# Task inputs

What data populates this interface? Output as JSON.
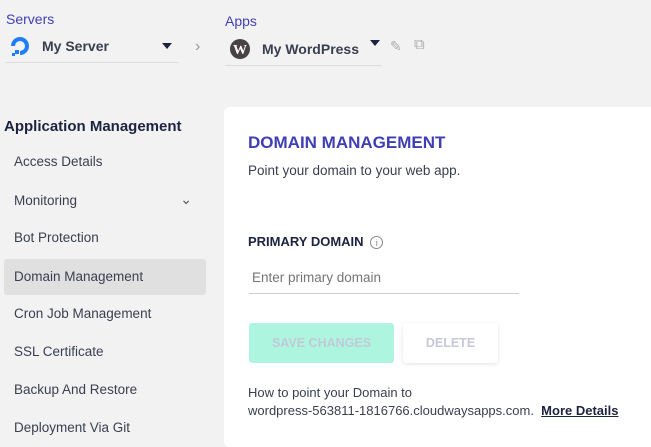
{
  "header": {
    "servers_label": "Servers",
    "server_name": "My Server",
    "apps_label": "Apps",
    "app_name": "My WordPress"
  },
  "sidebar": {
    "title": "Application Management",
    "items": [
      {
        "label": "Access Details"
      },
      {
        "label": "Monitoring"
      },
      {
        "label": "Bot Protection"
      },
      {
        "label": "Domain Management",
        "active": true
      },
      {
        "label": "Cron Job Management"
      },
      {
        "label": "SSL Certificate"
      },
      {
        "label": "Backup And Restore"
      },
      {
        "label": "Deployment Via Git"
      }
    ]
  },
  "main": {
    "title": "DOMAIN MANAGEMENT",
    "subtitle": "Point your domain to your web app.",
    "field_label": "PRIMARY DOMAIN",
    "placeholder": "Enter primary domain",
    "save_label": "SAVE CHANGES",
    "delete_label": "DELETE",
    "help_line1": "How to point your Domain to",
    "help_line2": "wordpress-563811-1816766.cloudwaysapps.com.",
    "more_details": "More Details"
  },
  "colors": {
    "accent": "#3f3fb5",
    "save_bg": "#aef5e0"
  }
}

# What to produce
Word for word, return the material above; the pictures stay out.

# The completed task
What data populates this interface? Output as JSON.
{
  "header": {
    "servers_label": "Servers",
    "server_name": "My Server",
    "apps_label": "Apps",
    "app_name": "My WordPress"
  },
  "sidebar": {
    "title": "Application Management",
    "items": [
      {
        "label": "Access Details"
      },
      {
        "label": "Monitoring"
      },
      {
        "label": "Bot Protection"
      },
      {
        "label": "Domain Management",
        "active": true
      },
      {
        "label": "Cron Job Management"
      },
      {
        "label": "SSL Certificate"
      },
      {
        "label": "Backup And Restore"
      },
      {
        "label": "Deployment Via Git"
      }
    ]
  },
  "main": {
    "title": "DOMAIN MANAGEMENT",
    "subtitle": "Point your domain to your web app.",
    "field_label": "PRIMARY DOMAIN",
    "placeholder": "Enter primary domain",
    "save_label": "SAVE CHANGES",
    "delete_label": "DELETE",
    "help_line1": "How to point your Domain to",
    "help_line2": "wordpress-563811-1816766.cloudwaysapps.com.",
    "more_details": "More Details"
  },
  "colors": {
    "accent": "#3f3fb5",
    "save_bg": "#aef5e0"
  }
}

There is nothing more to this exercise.